Retype all of the lines below with no changes.

Records:
* * * *

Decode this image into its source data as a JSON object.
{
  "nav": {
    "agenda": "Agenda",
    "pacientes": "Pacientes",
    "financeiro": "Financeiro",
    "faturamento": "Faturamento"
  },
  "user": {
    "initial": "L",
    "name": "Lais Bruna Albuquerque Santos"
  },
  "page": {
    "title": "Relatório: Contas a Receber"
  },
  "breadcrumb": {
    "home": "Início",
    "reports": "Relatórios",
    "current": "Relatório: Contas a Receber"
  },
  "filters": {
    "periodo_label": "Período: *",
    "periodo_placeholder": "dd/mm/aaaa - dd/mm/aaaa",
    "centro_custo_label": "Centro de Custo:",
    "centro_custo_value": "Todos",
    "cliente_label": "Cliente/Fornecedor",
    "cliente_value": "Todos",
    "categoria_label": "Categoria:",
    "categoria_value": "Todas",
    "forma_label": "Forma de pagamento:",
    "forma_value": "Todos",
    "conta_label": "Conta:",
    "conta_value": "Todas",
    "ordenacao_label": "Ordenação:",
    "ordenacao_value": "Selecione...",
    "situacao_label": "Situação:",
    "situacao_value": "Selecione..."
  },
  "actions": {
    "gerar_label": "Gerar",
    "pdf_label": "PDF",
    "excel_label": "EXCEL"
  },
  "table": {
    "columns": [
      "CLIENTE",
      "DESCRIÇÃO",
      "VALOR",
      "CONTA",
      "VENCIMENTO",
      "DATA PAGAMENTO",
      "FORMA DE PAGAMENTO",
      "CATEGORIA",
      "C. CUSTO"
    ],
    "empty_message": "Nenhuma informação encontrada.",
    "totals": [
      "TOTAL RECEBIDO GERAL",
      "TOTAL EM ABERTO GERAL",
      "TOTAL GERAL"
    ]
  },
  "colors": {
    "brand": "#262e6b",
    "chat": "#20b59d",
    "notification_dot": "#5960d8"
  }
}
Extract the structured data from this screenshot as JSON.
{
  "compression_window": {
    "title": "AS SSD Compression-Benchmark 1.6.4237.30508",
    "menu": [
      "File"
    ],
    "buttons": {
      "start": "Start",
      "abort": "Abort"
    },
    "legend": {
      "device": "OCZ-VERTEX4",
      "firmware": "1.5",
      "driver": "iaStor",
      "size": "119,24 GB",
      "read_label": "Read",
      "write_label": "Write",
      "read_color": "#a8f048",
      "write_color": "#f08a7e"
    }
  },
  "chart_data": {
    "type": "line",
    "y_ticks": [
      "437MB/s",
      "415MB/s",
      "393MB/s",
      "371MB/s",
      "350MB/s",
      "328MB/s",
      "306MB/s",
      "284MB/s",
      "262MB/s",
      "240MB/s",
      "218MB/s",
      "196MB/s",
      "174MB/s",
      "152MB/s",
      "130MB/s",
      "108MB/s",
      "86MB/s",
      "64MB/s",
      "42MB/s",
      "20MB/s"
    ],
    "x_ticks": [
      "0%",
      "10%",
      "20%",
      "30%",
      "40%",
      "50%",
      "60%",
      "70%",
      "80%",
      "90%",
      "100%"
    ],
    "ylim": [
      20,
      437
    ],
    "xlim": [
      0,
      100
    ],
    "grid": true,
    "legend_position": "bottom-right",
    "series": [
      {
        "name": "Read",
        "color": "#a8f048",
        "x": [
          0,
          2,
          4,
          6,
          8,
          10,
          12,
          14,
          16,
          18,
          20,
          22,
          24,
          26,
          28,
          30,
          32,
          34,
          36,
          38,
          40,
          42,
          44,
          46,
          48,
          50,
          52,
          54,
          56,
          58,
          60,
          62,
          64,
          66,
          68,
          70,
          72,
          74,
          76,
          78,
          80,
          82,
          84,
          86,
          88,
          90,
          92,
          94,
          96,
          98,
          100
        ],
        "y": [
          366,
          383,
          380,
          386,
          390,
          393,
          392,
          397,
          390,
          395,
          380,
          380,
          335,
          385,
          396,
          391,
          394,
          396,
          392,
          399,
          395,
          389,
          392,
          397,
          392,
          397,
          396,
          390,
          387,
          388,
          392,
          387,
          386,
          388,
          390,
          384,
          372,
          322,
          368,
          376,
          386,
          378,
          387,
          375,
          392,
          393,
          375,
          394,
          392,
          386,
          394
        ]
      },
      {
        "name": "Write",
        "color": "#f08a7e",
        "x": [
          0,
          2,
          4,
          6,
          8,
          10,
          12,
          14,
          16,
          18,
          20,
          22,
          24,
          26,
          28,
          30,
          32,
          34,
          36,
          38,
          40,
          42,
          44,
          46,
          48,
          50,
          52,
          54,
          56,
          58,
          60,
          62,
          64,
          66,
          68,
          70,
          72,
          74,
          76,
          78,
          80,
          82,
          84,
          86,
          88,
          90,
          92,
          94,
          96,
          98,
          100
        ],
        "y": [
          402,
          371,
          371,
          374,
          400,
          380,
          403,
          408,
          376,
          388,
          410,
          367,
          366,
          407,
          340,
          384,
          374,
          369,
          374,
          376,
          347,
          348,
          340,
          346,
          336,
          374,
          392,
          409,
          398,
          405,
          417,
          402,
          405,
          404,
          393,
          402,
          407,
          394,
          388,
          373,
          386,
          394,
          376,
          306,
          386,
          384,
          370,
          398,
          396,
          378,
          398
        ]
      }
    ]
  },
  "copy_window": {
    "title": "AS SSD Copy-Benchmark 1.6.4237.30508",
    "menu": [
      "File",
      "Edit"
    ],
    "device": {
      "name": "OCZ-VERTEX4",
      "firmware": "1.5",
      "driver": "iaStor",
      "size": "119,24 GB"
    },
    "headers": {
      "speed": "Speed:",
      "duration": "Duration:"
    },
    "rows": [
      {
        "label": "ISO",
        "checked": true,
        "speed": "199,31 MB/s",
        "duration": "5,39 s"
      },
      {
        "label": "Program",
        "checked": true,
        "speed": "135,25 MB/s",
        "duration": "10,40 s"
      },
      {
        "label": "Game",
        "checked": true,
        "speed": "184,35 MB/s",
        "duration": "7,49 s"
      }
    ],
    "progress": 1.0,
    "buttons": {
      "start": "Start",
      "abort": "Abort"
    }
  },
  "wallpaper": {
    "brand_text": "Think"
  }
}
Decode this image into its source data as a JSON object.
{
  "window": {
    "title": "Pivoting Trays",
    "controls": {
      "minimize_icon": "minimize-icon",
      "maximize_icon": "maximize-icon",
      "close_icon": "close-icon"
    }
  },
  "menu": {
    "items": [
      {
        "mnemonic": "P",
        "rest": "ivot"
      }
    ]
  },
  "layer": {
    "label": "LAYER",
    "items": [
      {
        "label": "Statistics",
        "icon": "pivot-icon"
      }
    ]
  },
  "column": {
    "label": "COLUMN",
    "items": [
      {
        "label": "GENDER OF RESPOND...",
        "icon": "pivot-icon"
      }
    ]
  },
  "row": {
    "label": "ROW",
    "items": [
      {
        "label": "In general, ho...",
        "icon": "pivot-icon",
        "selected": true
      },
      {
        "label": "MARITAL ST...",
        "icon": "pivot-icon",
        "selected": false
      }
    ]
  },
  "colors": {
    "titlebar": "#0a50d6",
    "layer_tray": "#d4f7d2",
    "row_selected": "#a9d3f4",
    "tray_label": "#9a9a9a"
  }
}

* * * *

Result of the exercise:
Decode this image into its source data as a JSON object.
{
  "nav": {
    "agenda": "Agenda",
    "pacientes": "Pacientes",
    "financeiro": "Financeiro",
    "faturamento": "Faturamento"
  },
  "user": {
    "initial": "L",
    "name": "Lais Bruna Albuquerque Santos"
  },
  "page": {
    "title": "Relatório: Contas a Receber"
  },
  "breadcrumb": {
    "home": "Início",
    "reports": "Relatórios",
    "current": "Relatório: Contas a Receber"
  },
  "filters": {
    "periodo_label": "Período: *",
    "periodo_placeholder": "dd/mm/aaaa - dd/mm/aaaa",
    "centro_custo_label": "Centro de Custo:",
    "centro_custo_value": "Todos",
    "cliente_label": "Cliente/Fornecedor",
    "cliente_value": "Todos",
    "categoria_label": "Categoria:",
    "categoria_value": "Todas",
    "forma_label": "Forma de pagamento:",
    "forma_value": "Todos",
    "conta_label": "Conta:",
    "conta_value": "Todas",
    "ordenacao_label": "Ordenação:",
    "ordenacao_value": "Selecione...",
    "situacao_label": "Situação:",
    "situacao_value": "Selecione..."
  },
  "actions": {
    "gerar_label": "Gerar",
    "pdf_label": "PDF",
    "excel_label": "EXCEL"
  },
  "table": {
    "columns": [
      "CLIENTE",
      "DESCRIÇÃO",
      "VALOR",
      "CONTA",
      "VENCIMENTO",
      "DATA PAGAMENTO",
      "FORMA DE PAGAMENTO",
      "CATEGORIA",
      "C. CUSTO"
    ],
    "empty_message": "Nenhuma informação encontrada.",
    "totals": [
      "TOTAL RECEBIDO GERAL",
      "TOTAL EM ABERTO GERAL",
      "TOTAL GERAL"
    ]
  },
  "colors": {
    "brand": "#262e6b",
    "chat": "#20b59d",
    "notification_dot": "#5960d8"
  }
}
Extract the structured data from this screenshot as JSON.
{
  "compression_window": {
    "title": "AS SSD Compression-Benchmark 1.6.4237.30508",
    "menu": [
      "File"
    ],
    "buttons": {
      "start": "Start",
      "abort": "Abort"
    },
    "legend": {
      "device": "OCZ-VERTEX4",
      "firmware": "1.5",
      "driver": "iaStor",
      "size": "119,24 GB",
      "read_label": "Read",
      "write_label": "Write",
      "read_color": "#a8f048",
      "write_color": "#f08a7e"
    }
  },
  "chart_data": {
    "type": "line",
    "y_ticks": [
      "437MB/s",
      "415MB/s",
      "393MB/s",
      "371MB/s",
      "350MB/s",
      "328MB/s",
      "306MB/s",
      "284MB/s",
      "262MB/s",
      "240MB/s",
      "218MB/s",
      "196MB/s",
      "174MB/s",
      "152MB/s",
      "130MB/s",
      "108MB/s",
      "86MB/s",
      "64MB/s",
      "42MB/s",
      "20MB/s"
    ],
    "x_ticks": [
      "0%",
      "10%",
      "20%",
      "30%",
      "40%",
      "50%",
      "60%",
      "70%",
      "80%",
      "90%",
      "100%"
    ],
    "ylim": [
      20,
      437
    ],
    "xlim": [
      0,
      100
    ],
    "grid": true,
    "legend_position": "bottom-right",
    "series": [
      {
        "name": "Read",
        "color": "#a8f048",
        "x": [
          0,
          2,
          4,
          6,
          8,
          10,
          12,
          14,
          16,
          18,
          20,
          22,
          24,
          26,
          28,
          30,
          32,
          34,
          36,
          38,
          40,
          42,
          44,
          46,
          48,
          50,
          52,
          54,
          56,
          58,
          60,
          62,
          64,
          66,
          68,
          70,
          72,
          74,
          76,
          78,
          80,
          82,
          84,
          86,
          88,
          90,
          92,
          94,
          96,
          98,
          100
        ],
        "y": [
          366,
          383,
          380,
          386,
          390,
          393,
          392,
          397,
          390,
          395,
          380,
          380,
          335,
          385,
          396,
          391,
          394,
          396,
          392,
          399,
          395,
          389,
          392,
          397,
          392,
          397,
          396,
          390,
          387,
          388,
          392,
          387,
          386,
          388,
          390,
          384,
          372,
          322,
          368,
          376,
          386,
          378,
          387,
          375,
          392,
          393,
          375,
          394,
          392,
          386,
          394
        ]
      },
      {
        "name": "Write",
        "color": "#f08a7e",
        "x": [
          0,
          2,
          4,
          6,
          8,
          10,
          12,
          14,
          16,
          18,
          20,
          22,
          24,
          26,
          28,
          30,
          32,
          34,
          36,
          38,
          40,
          42,
          44,
          46,
          48,
          50,
          52,
          54,
          56,
          58,
          60,
          62,
          64,
          66,
          68,
          70,
          72,
          74,
          76,
          78,
          80,
          82,
          84,
          86,
          88,
          90,
          92,
          94,
          96,
          98,
          100
        ],
        "y": [
          402,
          371,
          371,
          374,
          400,
          380,
          403,
          408,
          376,
          388,
          410,
          367,
          366,
          407,
          340,
          384,
          374,
          369,
          374,
          376,
          347,
          348,
          340,
          346,
          336,
          374,
          392,
          409,
          398,
          405,
          417,
          402,
          405,
          404,
          393,
          402,
          407,
          394,
          388,
          373,
          386,
          394,
          376,
          306,
          386,
          384,
          370,
          398,
          396,
          378,
          398
        ]
      }
    ]
  },
  "copy_window": {
    "title": "AS SSD Copy-Benchmark 1.6.4237.30508",
    "menu": [
      "File",
      "Edit"
    ],
    "device": {
      "name": "OCZ-VERTEX4",
      "firmware": "1.5",
      "driver": "iaStor",
      "size": "119,24 GB"
    },
    "headers": {
      "speed": "Speed:",
      "duration": "Duration:"
    },
    "rows": [
      {
        "label": "ISO",
        "checked": true,
        "speed": "199,31 MB/s",
        "duration": "5,39 s"
      },
      {
        "label": "Program",
        "checked": true,
        "speed": "135,25 MB/s",
        "duration": "10,40 s"
      },
      {
        "label": "Game",
        "checked": true,
        "speed": "184,35 MB/s",
        "duration": "7,49 s"
      }
    ],
    "progress": 1.0,
    "buttons": {
      "start": "Start",
      "abort": "Abort"
    }
  },
  "wallpaper": {
    "brand_text": "Think"
  }
}
Decode this image into its source data as a JSON object.
{
  "window": {
    "title": "Pivoting Trays",
    "controls": {
      "minimize_icon": "minimize-icon",
      "maximize_icon": "maximize-icon",
      "close_icon": "close-icon"
    }
  },
  "menu": {
    "items": [
      {
        "mnemonic": "P",
        "rest": "ivot"
      }
    ]
  },
  "layer": {
    "label": "LAYER",
    "items": [
      {
        "label": "Statistics",
        "icon": "pivot-icon"
      }
    ]
  },
  "column": {
    "label": "COLUMN",
    "items": [
      {
        "label": "GENDER OF RESPOND...",
        "icon": "pivot-icon"
      }
    ]
  },
  "row": {
    "label": "ROW",
    "items": [
      {
        "label": "In general, ho...",
        "icon": "pivot-icon",
        "selected": true
      },
      {
        "label": "MARITAL ST...",
        "icon": "pivot-icon",
        "selected": false
      }
    ]
  },
  "colors": {
    "titlebar": "#0a50d6",
    "layer_tray": "#d4f7d2",
    "row_selected": "#a9d3f4",
    "tray_label": "#9a9a9a"
  }
}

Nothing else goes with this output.